Our findings also suggest a more thorough rethinking of the content and delivery of remediation. For instance, it could be that the senior year in high school is too late to start. Earlier efforts have been shown to have positive effects on student achievement—for example, in Chicago Public Schools, a double-period algebra course in the 9th grade had positive effects on students’ algebra grades, credits earned in high school, test scores, and rates of high school graduation and college enrollment (see “A Double Dose of Algebra,” research, Winter 2013).
It is also possible that the self-paced, online course used in Tennessee is not well matched to the needs of low-achieving students. A growing body of work from college and high-school settings has found that students with lower levels of academic preparation perform less well in online courses than with traditional instruction. Online credit-recovery classes for struggling high-school students may be delivered poorly (see “A Digital Path to a Diploma,” features, Winter 2020). If states cannot find a model of remediation that actually increases students’ success in math, the next step will be to evaluate the consequences of eliminating remediation requirements for more students. In a study at the City University of New York, for example, researchers found that students who qualified for remedial course work but were instead placed in a college-level statistics class with extra support did far better than their counterparts in the remedial class (see “Reforming Remediation,” research, Spring 2017).
Many students are emerging from high school without the skills traditionally expected for college-level course work. In order to reach ambitious goals for increasing degree completion among their residents, many states are rethinking their remediation requirements. Our analysis shows that boosting degree completion will require a more effective model of math remediation—either in high school or college—or the elimination of other barriers to completion, such as inadequate advising or the level of math required in gateway college courses.
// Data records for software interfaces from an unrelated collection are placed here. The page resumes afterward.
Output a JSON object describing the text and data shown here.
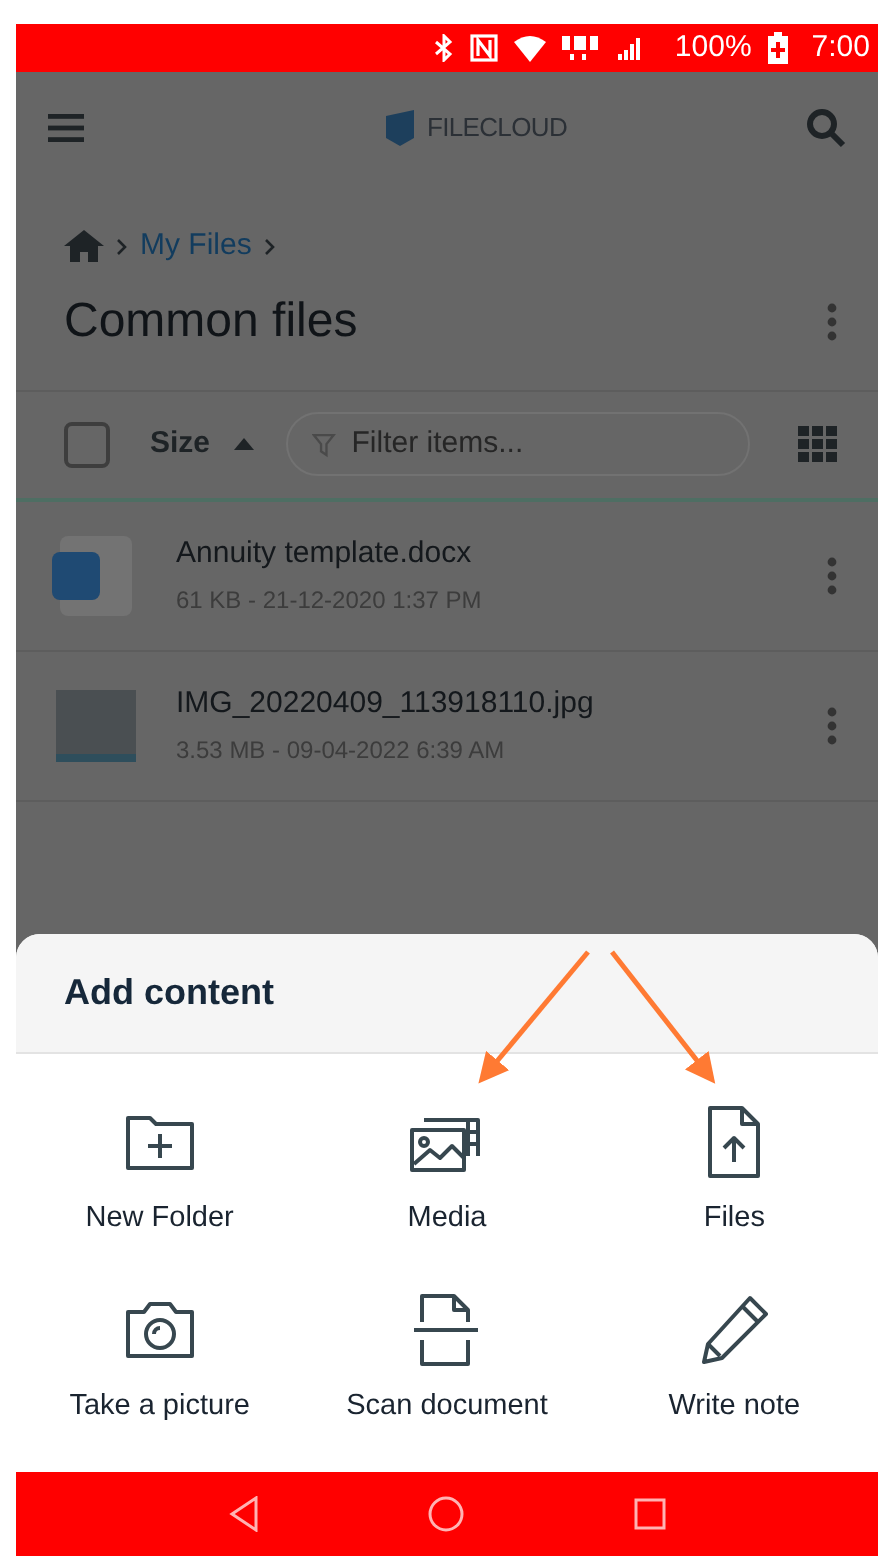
{
  "status_bar": {
    "battery": "100%",
    "time": "7:00"
  },
  "header": {
    "logo": "FILECLOUD"
  },
  "breadcrumb": [
    "My Files"
  ],
  "title": "Common files",
  "toolbar": {
    "select_all": {
      "checked": false
    },
    "sort": "Size",
    "filter": {
      "placeholder": "Filter items..."
    }
  },
  "files": [
    {
      "kind": "docx",
      "name": "Annuity template.docx",
      "meta": "61 KB - 21-12-2020 1:37 PM"
    },
    {
      "kind": "image",
      "name": "IMG_20220409_113918110.jpg",
      "meta": "3.53 MB - 09-04-2022 6:39 AM"
    }
  ],
  "sheet": {
    "title": "Add content",
    "items": [
      {
        "kind": "folder",
        "label": "New Folder"
      },
      {
        "kind": "media",
        "label": "Media"
      },
      {
        "kind": "file",
        "label": "Files"
      },
      {
        "kind": "camera",
        "label": "Take a picture"
      },
      {
        "kind": "scan",
        "label": "Scan document"
      },
      {
        "kind": "note",
        "label": "Write note"
      }
    ]
  }
}
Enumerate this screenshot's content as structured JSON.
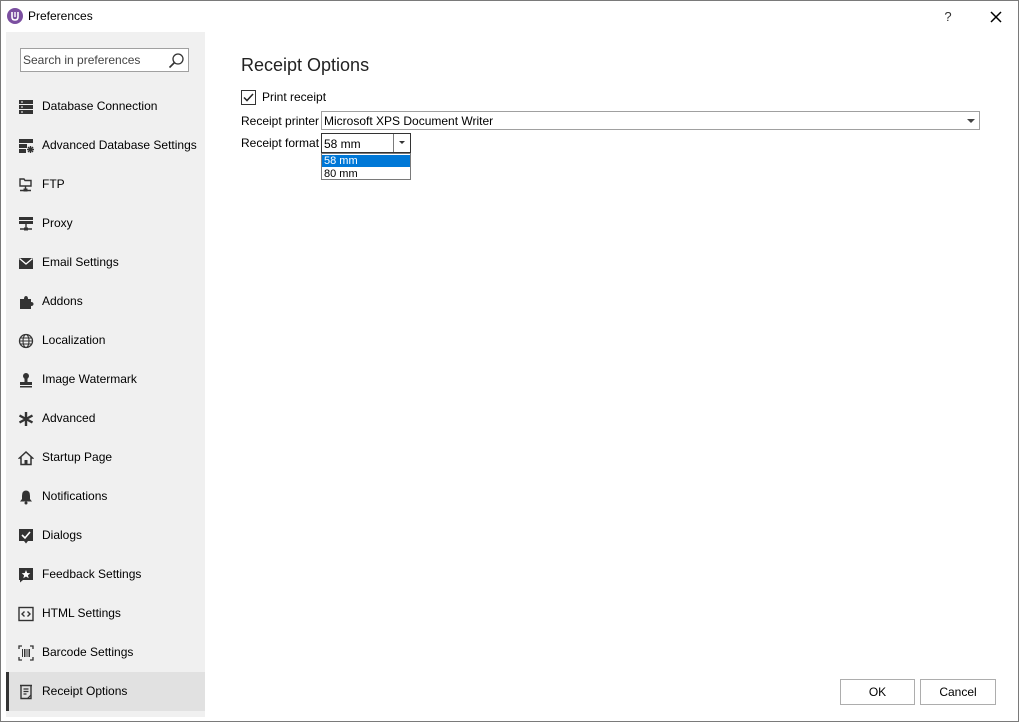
{
  "window": {
    "title": "Preferences",
    "help_label": "?",
    "icons": {
      "app": "app-logo-icon",
      "close": "close-icon"
    }
  },
  "sidebar": {
    "search_placeholder": "Search in preferences",
    "search_icon": "search-icon",
    "items": [
      {
        "label": "Database Connection",
        "icon": "database-icon",
        "active": false
      },
      {
        "label": "Advanced Database Settings",
        "icon": "database-settings-icon",
        "active": false
      },
      {
        "label": "FTP",
        "icon": "ftp-icon",
        "active": false
      },
      {
        "label": "Proxy",
        "icon": "proxy-icon",
        "active": false
      },
      {
        "label": "Email Settings",
        "icon": "email-icon",
        "active": false
      },
      {
        "label": "Addons",
        "icon": "puzzle-icon",
        "active": false
      },
      {
        "label": "Localization",
        "icon": "globe-icon",
        "active": false
      },
      {
        "label": "Image Watermark",
        "icon": "stamp-icon",
        "active": false
      },
      {
        "label": "Advanced",
        "icon": "asterisk-icon",
        "active": false
      },
      {
        "label": "Startup Page",
        "icon": "home-icon",
        "active": false
      },
      {
        "label": "Notifications",
        "icon": "bell-icon",
        "active": false
      },
      {
        "label": "Dialogs",
        "icon": "dialog-check-icon",
        "active": false
      },
      {
        "label": "Feedback Settings",
        "icon": "feedback-star-icon",
        "active": false
      },
      {
        "label": "HTML Settings",
        "icon": "code-icon",
        "active": false
      },
      {
        "label": "Barcode Settings",
        "icon": "barcode-icon",
        "active": false
      },
      {
        "label": "Receipt Options",
        "icon": "receipt-icon",
        "active": true
      }
    ]
  },
  "main": {
    "title": "Receipt Options",
    "print_receipt": {
      "label": "Print receipt",
      "checked": true
    },
    "receipt_printer": {
      "label": "Receipt printer",
      "value": "Microsoft XPS Document Writer"
    },
    "receipt_format": {
      "label": "Receipt format",
      "value": "58 mm",
      "options": [
        "58 mm",
        "80 mm"
      ],
      "highlighted_index": 0
    }
  },
  "footer": {
    "ok_label": "OK",
    "cancel_label": "Cancel"
  },
  "colors": {
    "accent": "#7b4fa0",
    "selection": "#0078d7",
    "sidebar_bg": "#f0f0f0",
    "active_item_bg": "#e1e1e1"
  }
}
Thomas Kane is the Walter H. Gale Professor of Education and faculty director of the Center for Education Policy Research at Harvard University. Angela Boatman is an associate professor of higher education at Boston College. Whitney Kozakowski is a PhD candidate at the Harvard Graduate School of Education and a fellow at the Center for Education Policy Research. Christopher Bennett is a PhD candidate at the Peabody College of Education and Human Development at Vanderbilt University. Rachel Hitch is the director of program management at Meteor Learning, and Dana Weisenfeld is a research analyst at the Center for Education Policy Research.